- **What you are asked to do**
Every line below that contains "this" is to be copied.
════════
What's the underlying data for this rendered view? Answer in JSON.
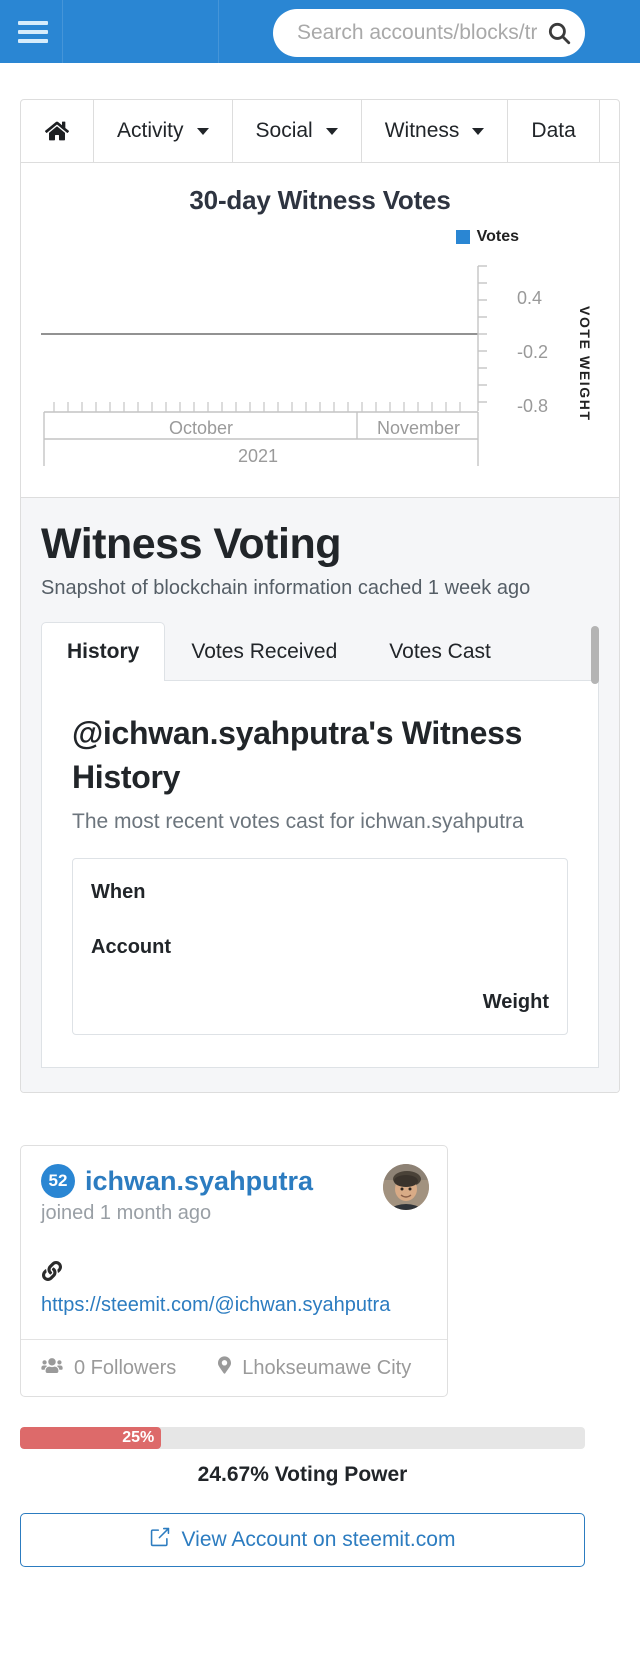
{
  "navbar": {
    "menu_icon": "hamburger-icon",
    "search": {
      "placeholder": "Search accounts/blocks/transactions",
      "value": "",
      "icon": "search-icon"
    }
  },
  "nav_tabs": [
    {
      "label": "",
      "icon": "home-icon",
      "has_caret": false
    },
    {
      "label": "Activity",
      "has_caret": true
    },
    {
      "label": "Social",
      "has_caret": true
    },
    {
      "label": "Witness",
      "has_caret": true
    },
    {
      "label": "Data",
      "has_caret": false
    }
  ],
  "chart_data": {
    "type": "line",
    "title": "30-day Witness Votes",
    "xlabel": "",
    "ylabel": "VOTE WEIGHT",
    "legend": [
      {
        "name": "Votes",
        "color": "#2a86d3"
      }
    ],
    "legend_position": "top-right",
    "grid": false,
    "ylim": [
      -1.1,
      0.7
    ],
    "yticks": [
      0.4,
      -0.2,
      -0.8
    ],
    "ytick_labels": [
      "0.4",
      "-0.2",
      "-0.8"
    ],
    "x_group_year": "2021",
    "x_groups": [
      "October",
      "November"
    ],
    "series": [
      {
        "name": "Votes",
        "x": [],
        "values": []
      }
    ],
    "baseline_value": 0,
    "note": "No vote data points plotted; flat zero baseline only"
  },
  "witness_voting": {
    "heading": "Witness Voting",
    "subheading": "Snapshot of blockchain information cached 1 week ago",
    "tabs": [
      {
        "label": "History",
        "active": true
      },
      {
        "label": "Votes Received",
        "active": false
      },
      {
        "label": "Votes Cast",
        "active": false
      }
    ],
    "pane": {
      "title": "@ichwan.syahputra's Witness History",
      "description": "The most recent votes cast for ichwan.syahputra",
      "table_headers": [
        "When",
        "Account",
        "Weight"
      ],
      "rows": []
    }
  },
  "profile_card": {
    "reputation": "52",
    "username": "ichwan.syahputra",
    "joined": "joined 1 month ago",
    "link_icon": "link-icon",
    "website": "https://steemit.com/@ichwan.syahputra",
    "followers_icon": "users-icon",
    "followers": "0 Followers",
    "location_icon": "map-pin-icon",
    "location": "Lhokseumawe City",
    "avatar": "avatar-photo"
  },
  "voting_power": {
    "bar_label": "25%",
    "bar_percent": 25,
    "caption": "24.67% Voting Power",
    "bar_color": "#dd6a6a",
    "track_color": "#e6e6e6"
  },
  "view_account_button": {
    "label": "View Account on steemit.com",
    "icon": "external-link-icon"
  },
  "colors": {
    "brand_blue": "#2a86d3",
    "link_blue": "#2c7cc0",
    "panel_bg": "#f5f6f8",
    "danger": "#dd6a6a"
  }
}
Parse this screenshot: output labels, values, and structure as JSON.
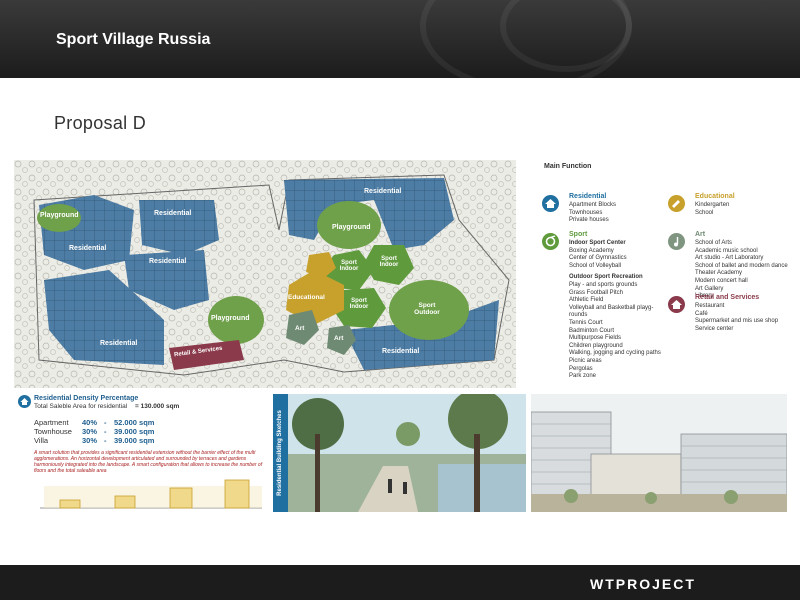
{
  "header": {
    "title": "Sport Village Russia"
  },
  "slide": {
    "subtitle": "Proposal D"
  },
  "map": {
    "zone_labels": {
      "playground_nw": "Playground",
      "residential_n1": "Residential",
      "residential_w": "Residential",
      "residential_c": "Residential",
      "playground_c": "Playground",
      "residential_sw": "Residential",
      "retail": "Retail & Services",
      "residential_ne": "Residential",
      "playground_ne": "Playground",
      "sport_indoor_1": "Sport Indoor",
      "sport_indoor_2": "Sport Indoor",
      "sport_indoor_3": "Sport Indoor",
      "educational": "Educational",
      "sport_outdoor": "Sport Outdoor",
      "art_1": "Art",
      "art_2": "Art",
      "residential_se": "Residential"
    }
  },
  "legend": {
    "title": "Main Function",
    "residential": {
      "title": "Residential",
      "items": [
        "Apartment Blocks",
        "Townhouses",
        "Private houses"
      ]
    },
    "sport": {
      "title": "Sport",
      "indoor_title": "Indoor Sport Center",
      "indoor_items": [
        "Boxing Academy",
        "Center of Gymnastics",
        "School of Volleyball"
      ],
      "outdoor_title": "Outdoor Sport Recreation",
      "outdoor_items": [
        "Play - and sports grounds",
        "Grass Football Pitch",
        "Athletic Field",
        "Volleyball and Basketball playg-",
        "rounds",
        "Tennis Court",
        "Badminton Court",
        "Multipurpose Fields",
        "Children playground",
        "Walking, jogging and cycling paths",
        "Picnic areas",
        "Pergolas",
        "Park zone"
      ]
    },
    "educational": {
      "title": "Educational",
      "items": [
        "Kindergarten",
        "School"
      ]
    },
    "art": {
      "title": "Art",
      "items": [
        "School of Arts",
        "Academic music school",
        "Art studio - Art Laboratory",
        "School of ballet and modern dance",
        "Theater Academy",
        "Modern concert hall",
        "Art Gallery",
        "Library"
      ]
    },
    "retail": {
      "title": "Retail and Services",
      "items": [
        "Restaurant",
        "Café",
        "Supermarket and mis use shop",
        "Service center"
      ]
    }
  },
  "density": {
    "title": "Residential Density Percentage",
    "total_label": "Total Saleble Area for residential",
    "total_value": "= 130.000 sqm",
    "rows": [
      {
        "label": "Apartment",
        "percent": "40%",
        "dash": "-",
        "value": "52.000 sqm"
      },
      {
        "label": "Townhouse",
        "percent": "30%",
        "dash": "-",
        "value": "39.000 sqm"
      },
      {
        "label": "Villa",
        "percent": "30%",
        "dash": "-",
        "value": "39.000 sqm"
      }
    ],
    "note": "A smart solution that provides a significant residential extension without the barrier effect of the multi agglomerations. An horizontal development articulated and surrounded by terraces and gardens harmoniously integrated into the landscape. A smart configuration that allows to increase the number of floors and the total saleable area"
  },
  "sketch": {
    "band_label": "Residential Building Sketches"
  },
  "footer": {
    "logo": "WTPROJECT"
  },
  "colors": {
    "residential": "#3f6f96",
    "sport": "#5f9a3c",
    "educational": "#c8a12c",
    "art": "#6f8a72",
    "retail": "#8a3a4a",
    "accent_blue": "#1f6fa0"
  }
}
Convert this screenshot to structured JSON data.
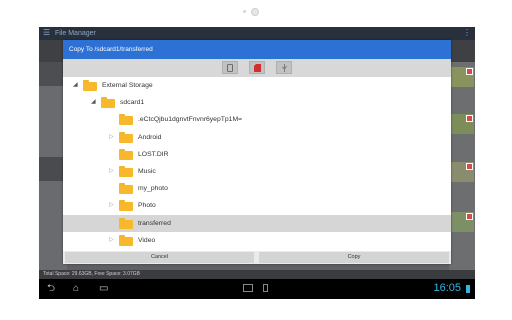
{
  "app_bar": {
    "title": "File Manager",
    "menu_icon": "hamburger-menu-icon",
    "overflow_icon": "overflow-menu-icon"
  },
  "dialog": {
    "title": "Copy To /sdcard1/transferred",
    "storage_buttons": [
      {
        "icon": "phone-storage-icon"
      },
      {
        "icon": "sd-card-icon"
      },
      {
        "icon": "usb-icon"
      }
    ],
    "tree": [
      {
        "name": "External Storage",
        "expanded": true,
        "has_children": true,
        "selected": false
      },
      {
        "name": "sdcard1",
        "expanded": true,
        "has_children": true,
        "selected": false
      },
      {
        "name": ".eCtcQjbu1dgnvtFnvnr6yepTp1M=",
        "expanded": false,
        "has_children": false,
        "selected": false
      },
      {
        "name": "Android",
        "expanded": false,
        "has_children": true,
        "selected": false
      },
      {
        "name": "LOST.DIR",
        "expanded": false,
        "has_children": false,
        "selected": false
      },
      {
        "name": "Music",
        "expanded": false,
        "has_children": true,
        "selected": false
      },
      {
        "name": "my_photo",
        "expanded": false,
        "has_children": false,
        "selected": false
      },
      {
        "name": "Photo",
        "expanded": false,
        "has_children": true,
        "selected": false
      },
      {
        "name": "transferred",
        "expanded": false,
        "has_children": false,
        "selected": true
      },
      {
        "name": "Video",
        "expanded": false,
        "has_children": true,
        "selected": false
      }
    ],
    "cancel_label": "Cancel",
    "copy_label": "Copy"
  },
  "status": {
    "space_text": "Total Space: 29.63GB, Free Space: 3.07GB"
  },
  "navbar": {
    "clock": "16:05",
    "back_icon": "back-icon",
    "home_icon": "home-icon",
    "recents_icon": "recent-apps-icon"
  },
  "colors": {
    "accent": "#2c71d3",
    "folder": "#f7b92b",
    "clock": "#33b5e5",
    "selected_row": "#d6d6d6"
  }
}
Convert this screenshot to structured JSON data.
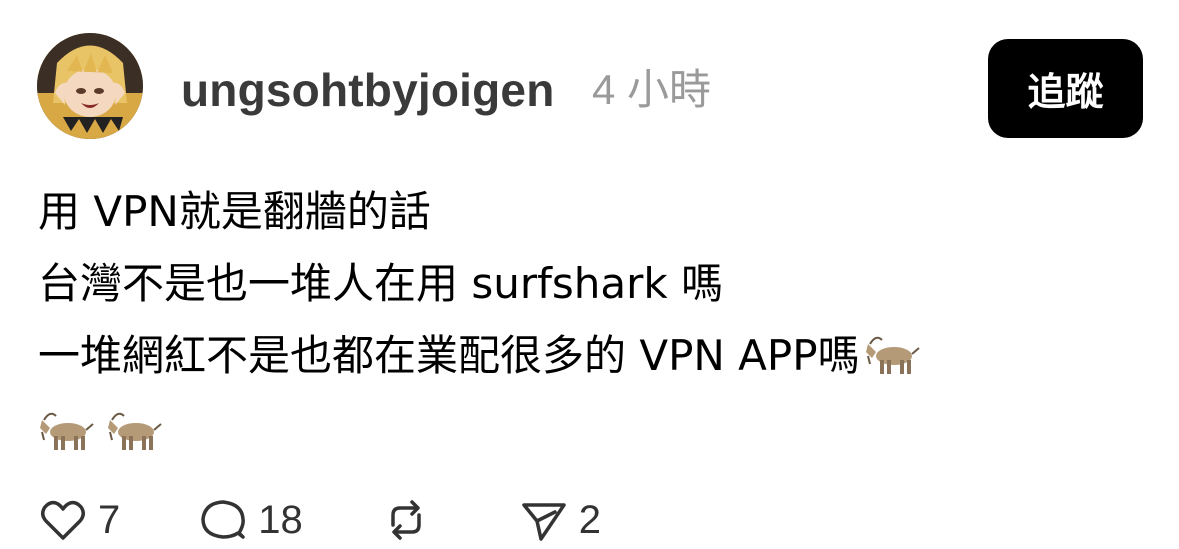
{
  "post": {
    "username": "ungsohtbyjoigen",
    "time": "4 小時",
    "follow_label": "追蹤",
    "lines": [
      "用 VPN就是翻牆的話",
      "台灣不是也一堆人在用 surfshark 嗎",
      "一堆網紅不是也都在業配很多的 VPN APP嗎"
    ],
    "trailing_emoji": "🐐",
    "emoji_row": [
      "🐐",
      "🐐"
    ]
  },
  "actions": {
    "likes": "7",
    "replies": "18",
    "reposts": "",
    "shares": "2"
  },
  "icons": {
    "like": "heart-icon",
    "reply": "speech-bubble-icon",
    "repost": "repost-arrows-icon",
    "share": "paper-plane-icon",
    "emoji": "goat-emoji"
  }
}
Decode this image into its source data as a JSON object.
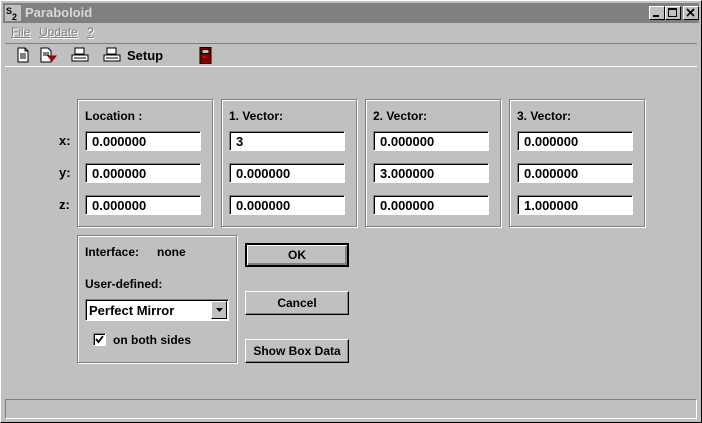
{
  "window": {
    "title": "Paraboloid",
    "controls": [
      "minimize-icon",
      "maximize-icon",
      "close-icon"
    ]
  },
  "menu": {
    "file": "File",
    "update": "Update",
    "help": "?"
  },
  "toolbar": {
    "setup_label": "Setup",
    "icons": [
      "new-document-icon",
      "save-document-icon",
      "print-icon",
      "print-setup-icon",
      "exit-door-icon"
    ]
  },
  "axes": {
    "x": "x:",
    "y": "y:",
    "z": "z:"
  },
  "groups": {
    "location": {
      "label": "Location :",
      "x": "0.000000",
      "y": "0.000000",
      "z": "0.000000"
    },
    "vector1": {
      "label": "1. Vector:",
      "x": "3",
      "y": "0.000000",
      "z": "0.000000"
    },
    "vector2": {
      "label": "2. Vector:",
      "x": "0.000000",
      "y": "3.000000",
      "z": "0.000000"
    },
    "vector3": {
      "label": "3. Vector:",
      "x": "0.000000",
      "y": "0.000000",
      "z": "1.000000"
    }
  },
  "interface": {
    "label": "Interface:",
    "value": "none",
    "user_defined_label": "User-defined:",
    "selected": "Perfect Mirror",
    "checkbox_label": "on both sides",
    "checkbox_checked": true
  },
  "buttons": {
    "ok": "OK",
    "cancel": "Cancel",
    "show_box_data": "Show Box Data"
  },
  "colors": {
    "face": "#c0c0c0",
    "titlebar_inactive": "#808080"
  }
}
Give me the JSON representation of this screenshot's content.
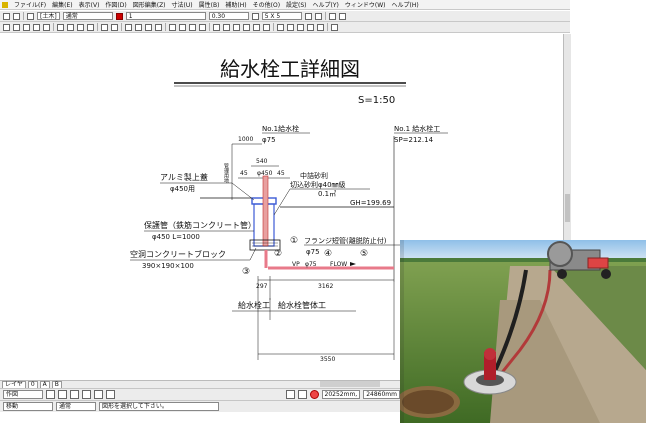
{
  "menu": [
    "ファイル(F)",
    "編集(E)",
    "表示(V)",
    "作図(D)",
    "図形編集(Z)",
    "寸法(U)",
    "属性(B)",
    "補助(H)",
    "その他(O)",
    "設定(S)",
    "ヘルプ(Y)",
    "ウィンドウ(W)",
    "ヘルプ(H)"
  ],
  "toolbar": {
    "layer": "[土木]",
    "linetype": "通常",
    "linewidth": "1",
    "scale": "0.30",
    "grid": "5 X 5"
  },
  "drawing": {
    "title": "給水栓工詳細図",
    "scale": "S=1:50",
    "no1_label": "No.1給水栓",
    "no1_dia": "φ75",
    "no1_right_label": "No.1 給水栓工",
    "sp": "SP=212.14",
    "dim_1000": "1000",
    "dim_540": "540",
    "dim_45a": "45",
    "dim_450": "φ450",
    "dim_45b": "45",
    "vertical_label": "管理用地",
    "alumi_label": "アルミ製上蓋",
    "alumi_spec": "φ450用",
    "sand_label": "中詰砂利",
    "sand_spec": "切込砂利φ40㎜級",
    "sand_vol": "0.1㎥",
    "gh": "GH=199.69",
    "protect_label": "保護管（鉄筋コンクリート管）",
    "protect_spec": "φ450 L=1000",
    "block_label": "空洞コンクリートブロック",
    "block_spec": "390×190×100",
    "flange_label": "フランジ短管(離脱防止付)",
    "flange_dia": "φ75",
    "c1": "①",
    "c2": "②",
    "c3": "③",
    "c4": "④",
    "c5": "⑤",
    "vp": "VP",
    "vp_dia": "φ75",
    "flow": "FLOW",
    "dim_297": "297",
    "dim_3162": "3162",
    "dim_3550": "3550",
    "bottom_left": "給水栓工",
    "bottom_right": "給水栓管体工"
  },
  "tabs": [
    "レイヤ",
    "0",
    "A",
    "B"
  ],
  "bottom1": {
    "mode": "作図",
    "coord_x": "20252mm,",
    "coord_y": "24860mm"
  },
  "bottom2": {
    "snap": "移動",
    "line": "通常",
    "status": "図形を選択して下さい。"
  },
  "colors": {
    "accent_red": "#d03030",
    "pipe_pink": "#e87a8a",
    "cover_blue": "#3c5bd6"
  }
}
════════
- **Answer space**
What's the underlying data for this rendered view? Answer in JSON.
Parse this screenshot: output labels, values, and structure as JSON.
Convert this screenshot to structured JSON data.
Convert this screenshot to structured JSON data.
Decode this image into its source data as a JSON object.
Give me the JSON representation of this screenshot's content.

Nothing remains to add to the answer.